solutions provide an opportunity to integrate both internal and external
recruitment. "If an organisation does external recruitment well and
internal recruitment poorly, it is a demotivator for the workforce," says
Otter. "If you make your external recruitment perform at its best with the
latest system, for instance, and a member of staff finds out about an internal
job on Monster, it’s not very good, is it?"
What has become clear over the past two years is that not even the whizziest
corporate careers site or jobs board can work in isolation and integration is
the key. The good news is there is clearly a sector-wide pull in this same
direction, reinforced by the work of HR-XML (Extensible Mark-up Language)
consortium, which seeks to put standards in place to facilitate the exchange of
Roy Davis, head of communications at psychometric test provider SHL, has
lived through the bad old days of online recruitment and welcomes the migration
to Web-enabled systems and the integration with back-office systems, as well as
the standardisation that end-to-end services bring.
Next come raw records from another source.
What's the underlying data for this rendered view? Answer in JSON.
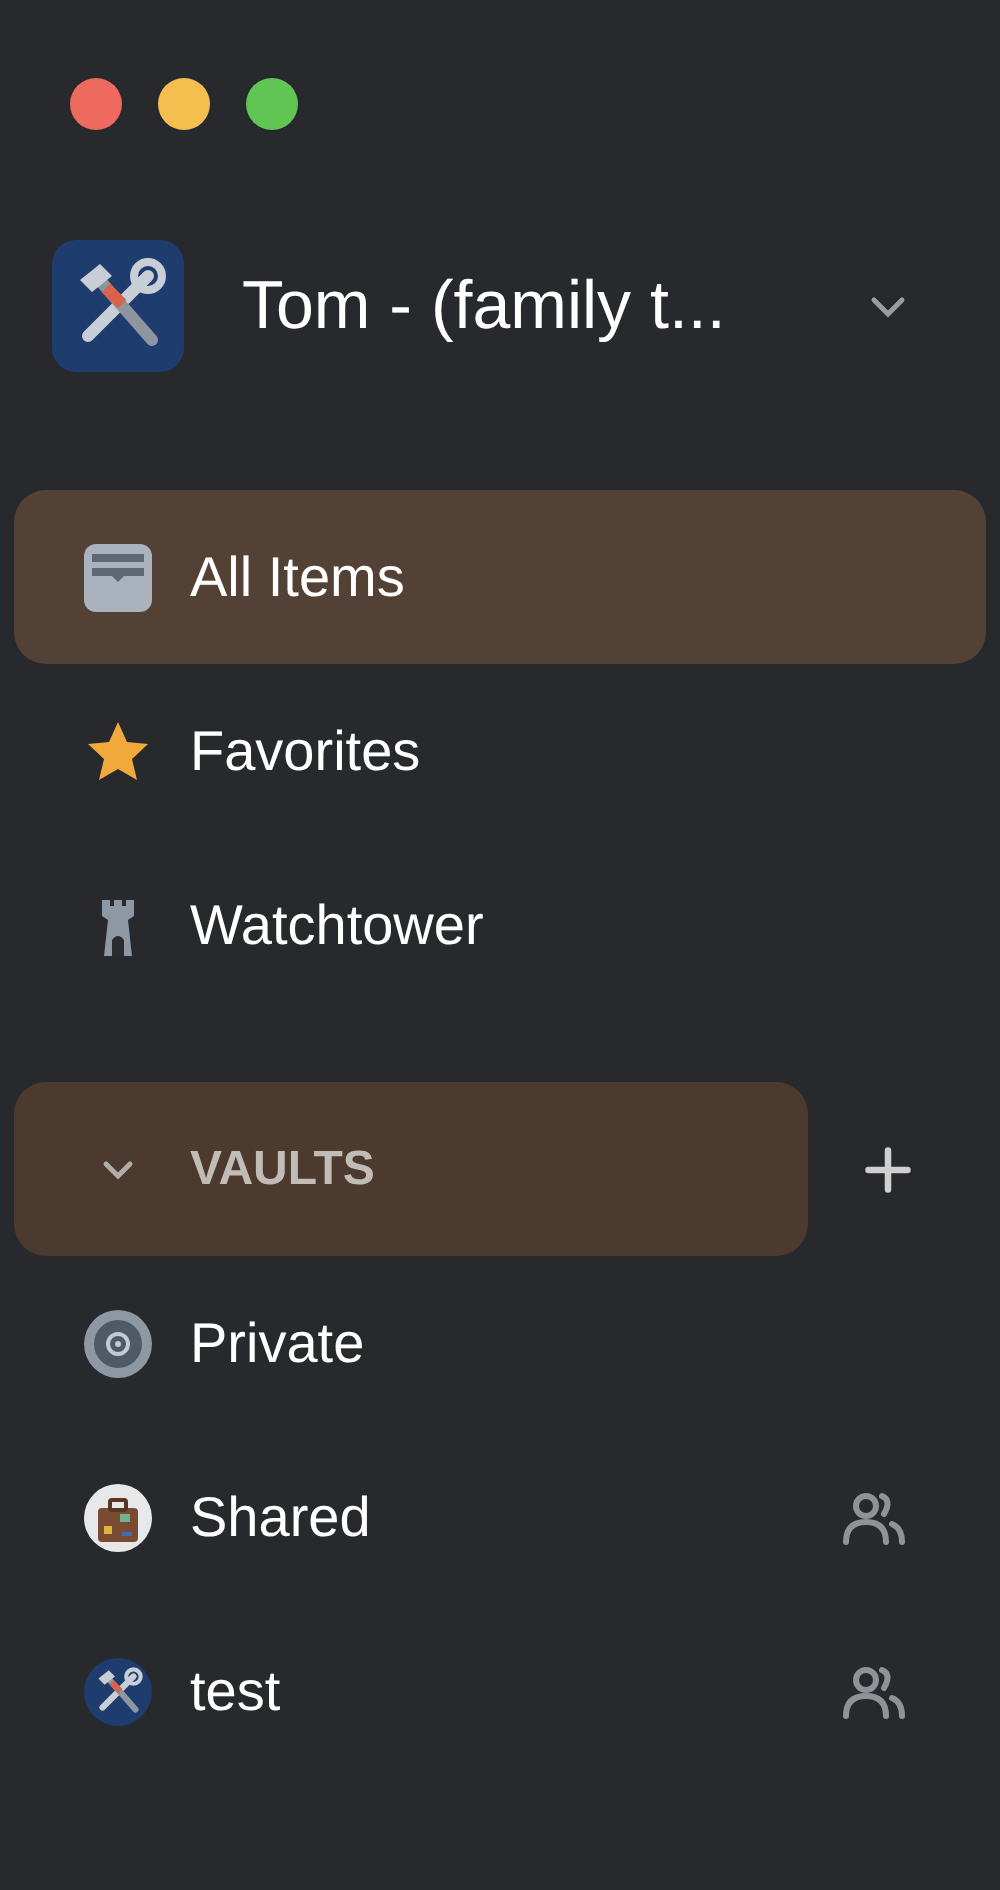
{
  "account": {
    "name": "Tom - (family t..."
  },
  "nav_items": [
    {
      "label": "All Items",
      "kind": "inbox",
      "selected": true
    },
    {
      "label": "Favorites",
      "kind": "star",
      "selected": false
    },
    {
      "label": "Watchtower",
      "kind": "tower",
      "selected": false
    }
  ],
  "vaults_section": {
    "label": "VAULTS",
    "expanded": true,
    "selected": true
  },
  "vaults": [
    {
      "label": "Private",
      "kind": "safe",
      "shared": false
    },
    {
      "label": "Shared",
      "kind": "suitcase",
      "shared": true
    },
    {
      "label": "test",
      "kind": "tools",
      "shared": true
    }
  ]
}
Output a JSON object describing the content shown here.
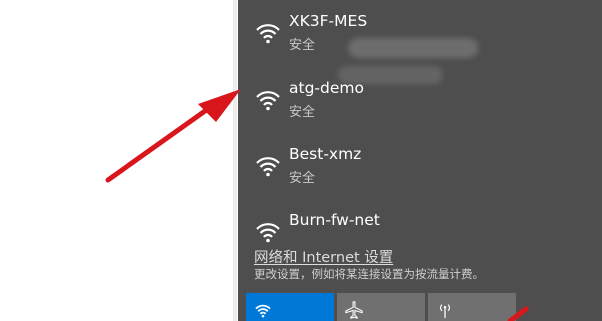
{
  "networks": [
    {
      "name": "XK3F-MES",
      "status": "安全"
    },
    {
      "name": "atg-demo",
      "status": "安全"
    },
    {
      "name": "Best-xmz",
      "status": "安全"
    },
    {
      "name": "Burn-fw-net",
      "status": ""
    }
  ],
  "settings": {
    "link_label": "网络和 Internet 设置",
    "description": "更改设置，例如将某连接设置为按流量计费。"
  },
  "quick_actions": [
    {
      "icon": "wifi-icon",
      "active": true
    },
    {
      "icon": "airplane-icon",
      "active": false
    },
    {
      "icon": "mobile-hotspot-icon",
      "active": false
    }
  ],
  "colors": {
    "panel_bg": "#4e4e4e",
    "accent": "#0078d7",
    "tile_inactive": "#707070",
    "annotation_arrow": "#d9161c"
  }
}
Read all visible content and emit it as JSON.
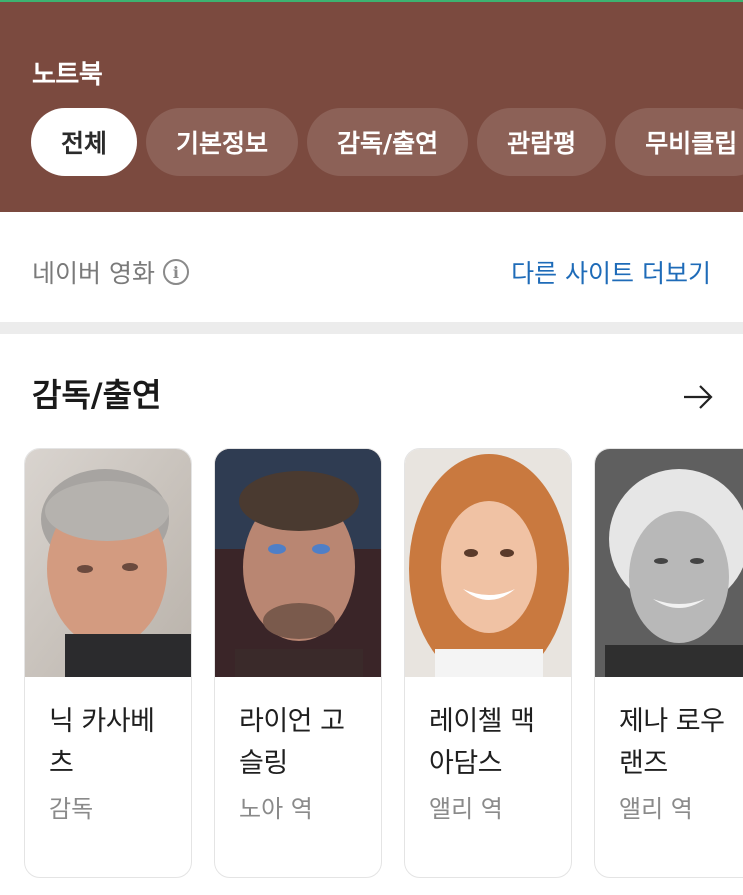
{
  "header": {
    "title": "노트북",
    "tabs": [
      {
        "label": "전체",
        "active": true
      },
      {
        "label": "기본정보",
        "active": false
      },
      {
        "label": "감독/출연",
        "active": false
      },
      {
        "label": "관람평",
        "active": false
      },
      {
        "label": "무비클립",
        "active": false
      }
    ],
    "bg_color": "#7b4a3f"
  },
  "source": {
    "label": "네이버 영화",
    "info_icon": "info-icon",
    "more_link": "다른 사이트 더보기",
    "link_color": "#1e6bb8"
  },
  "section": {
    "title": "감독/출연",
    "arrow_icon": "arrow-right-icon"
  },
  "cast": [
    {
      "name": "닉 카사베츠",
      "role": "감독"
    },
    {
      "name": "라이언 고슬링",
      "role": "노아 역"
    },
    {
      "name": "레이첼 맥아담스",
      "role": "앨리 역"
    },
    {
      "name": "제나 로우랜즈",
      "role": "앨리 역"
    }
  ]
}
But he’s right to stress that
while the Web route is the only route, "the Internet is only a delivery
Improved skills matching
SHL develops psychometric testing products, largely sold for use on
corporate websites and, with a robust and structured online recruitment infrastructure
in place, it will be products like these (such as behavioural and situational
testing, as well as improved skills matching software) which will really move
e-recruitment on a stage and extract yet more value from the process.
"Line managers must be educated to be aware that they’ll be delivered a
job fit score for a candidate rather than a CV to read," says Davis.
This fits with Boone’s view, that ultimately employers will be creating
profiles of key performers and then mapping these against candidates to find
the best fit.
Those recruitment managers worried that they will lose control of the
process and that recruitment will in some way be dehumanised should have no
fears as long as they ensure they are the ones deciding the core competencies
they want mapped, the parameters for corporate fit and appropriate skills and
With end-to-end systems finally removing the burden of administration they
should have every chance of doing so. And for the first time they will be able
to take their rightful place on the value chain.